By: Z. Katiry (Ex-MLA From Meluri: 26 Jul. 2015 1:02 AM IST
(From previous issue)
6. Political boundaries demarcated by the Britishers
Verrier Elwin had written in his treatise ‘’The Nagas in the 19th Century’’, Henry Harvesham Godwin to read what -Austen’s name is mentioned in it, not only as an explorer and geologist, but also an expert topographical drawing of who first went to Burma (now called Myanmar) where he explored the navigable waterways of the Irrawady delta. In the early part of 1856, he was attached to the Trigonometrical Survey of India to assist the first survey of Kashmir. He surveyed the great Karakoram glaciers together with the giant mountains that enclose them. In 1862, he mapped the northern border of the Pongong District on the Western edge of the Tibetan Plateau, and the following year he proceeded to Bhutan for mapping the areas between Sikkim and Punakha and the neighboring regions.
Godwin-Austen’s next assignment came when he had to survey Assam where he commanded the party and fully engaged in the survey of the Garo, Khasi and Jantia and some parts of the Brahmaputra.
In 1872, after 2 years leave, Godwin-Austen returned to India, much to the relief of his department. On his arrival, he was appointed as Deputy Superintendent of Survey with the assignment to survey and lay fixed political boundary between the erstwhile Naga Hills and Manipur and also to explore Patkoi range. A host of British officers, namely :- Captain Butler, Dr. Gordon, J. Johnstone who was Boundary Commissioner 1881-82, Lieutenant Ridgeway, Godwin-Austen’s two associates – Hinde and Ogle who were Assistant Surveyors and may others involved in the survey operation as the situation was slowly stabilizing. Dr. Brown became Political Agent in Manipur in 1868, and in 1873, he went with the Survey Party to settle the boundary between the erstwhile Naga Hills and Manipur.

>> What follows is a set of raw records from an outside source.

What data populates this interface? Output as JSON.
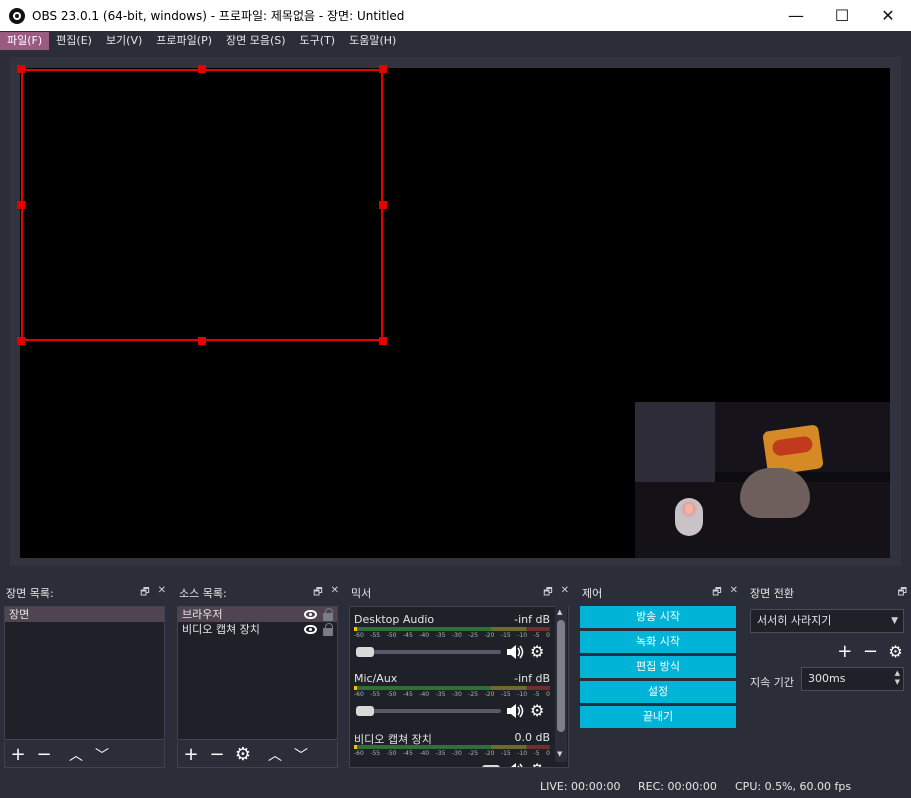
{
  "window": {
    "title": "OBS 23.0.1 (64-bit, windows) - 프로파일: 제목없음 - 장면: Untitled",
    "minimize": "—",
    "maximize": "☐",
    "close": "✕"
  },
  "menu": [
    {
      "label": "파일(F)"
    },
    {
      "label": "편집(E)"
    },
    {
      "label": "보기(V)"
    },
    {
      "label": "프로파일(P)"
    },
    {
      "label": "장면 모음(S)"
    },
    {
      "label": "도구(T)"
    },
    {
      "label": "도움말(H)"
    }
  ],
  "docks": {
    "scenes": {
      "title": "장면 목록:",
      "items": [
        "장면"
      ]
    },
    "sources": {
      "title": "소스 목록:",
      "items": [
        "브라우저",
        "비디오 캡쳐 장치"
      ]
    },
    "mixer": {
      "title": "믹서",
      "ticks": [
        "-60",
        "-55",
        "-50",
        "-45",
        "-40",
        "-35",
        "-30",
        "-25",
        "-20",
        "-15",
        "-10",
        "-5",
        "0"
      ],
      "channels": [
        {
          "name": "Desktop Audio",
          "level": "-inf dB"
        },
        {
          "name": "Mic/Aux",
          "level": "-inf dB"
        },
        {
          "name": "비디오 캡쳐 장치",
          "level": "0.0 dB"
        }
      ]
    },
    "controls": {
      "title": "제어",
      "buttons": [
        "방송 시작",
        "녹화 시작",
        "편집 방식",
        "설정",
        "끝내기"
      ]
    },
    "transitions": {
      "title": "장면 전환",
      "selected": "서서히 사라지기",
      "duration_label": "지속 기간",
      "duration_value": "300ms"
    }
  },
  "status": {
    "live": "LIVE: 00:00:00",
    "rec": "REC: 00:00:00",
    "cpu": "CPU: 0.5%, 60.00 fps"
  },
  "colors": {
    "background": "#2b2e38",
    "accent": "#00b4d8",
    "selection": "#e60000",
    "menu_active": "#9b5a80"
  }
}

The British officers seemed to have acquired an indefatigable spirit of hill-walking only when they landed in our country and began survey operations by walking through difficult terrains and hostile environment which was physically and mentally knackering. But years after, they were accustomed to such vagaries of nature that, on one occasion J. Johnstone had to say “hill-walking no longer tired me”. He went on to say, “Life is never monotonous as I take long walk everyday round the hills for important works”.
In the early part of February 1884, J. Johnstone, accompanied by Lieutenant Ridgeway, an interpreter and some men had visited Meluri, Akhegwo, Lephori (the writer’s village), and thence to Somrah (now in Myanmar),Wahong, Nganchan, Lasour of Tangkhul area, and on February 13,1884, he revisited the place where he encamped on the ground they occupied in 1881-82, when he was Boundary Commissioner. The next day he inspected the boundary pillars he had set up in 1881-82, and found intact which he said was a satisfactory proof that the settlement was not unacceptable to either Manipur or Burma.
7. Why boundaries are needed?
It is well known even to a man in the street that boundary demarcations are the imperative need, not only between nations and states but also between the tribes, villages and individuals in order to avoid any conflict that might arise in the absence of it. It was not a thought-out modern concept but it was there since time immemorial, if we care to read Deuteronomy 27: 17, 32:8 and Proverbs 22: 28. The Bible warns us the danger of removing the ancient boundary pillars set up by our forefathers as it would invite God’s wrath. It is also equally important to know that if boundary demarcations are not done by taking the consent of people into confidence, it may cause prolonged conflict and can eventually lead to intense conflict between the parties involved in the dispute where the bullets would be flying freely as we have often witnessed in the past, if misrepresentations in the map are not rectified or done away through mutual understanding or an official adjudication.
The tragedy was that, in the case of boundary demarcations between the erstwhile Naga Hills and Manipur, and with other neighboring states, the British officers had done all in a haste in an arbitrary manner without the consent of the people affected by such demarcations, nor on demographic line but on watershed principle of Jigsaw puzzle to suit their day to day administration, with their extremely vile policy of divide and rule, and also for the purpose of revenue collection within the British administered areas as it is evident from what is written in “The Nagas in the 19th century ’’ at page 178 which goes like this:“In November 1875, the Chief Commissioner reported that the number of Naga villages tendering revenue to our political officers was increasing”.
The Nagas who were totally ignorant due to illiteracy at that point of time, did not oppose such operations but allowed things to happen according to their whims and fancies even though they could see their territories and its people being traversing out into different administrative segments only to be assimilated later on to the socio-cultural and political identity of the dominant groups in their respective States. Whereas, in the other parts, such operations were opposed physically and politically as Dr. Gordon-Austen, in his own words stated that they were “physically and politically opposed to such operations”.
(To be concluded)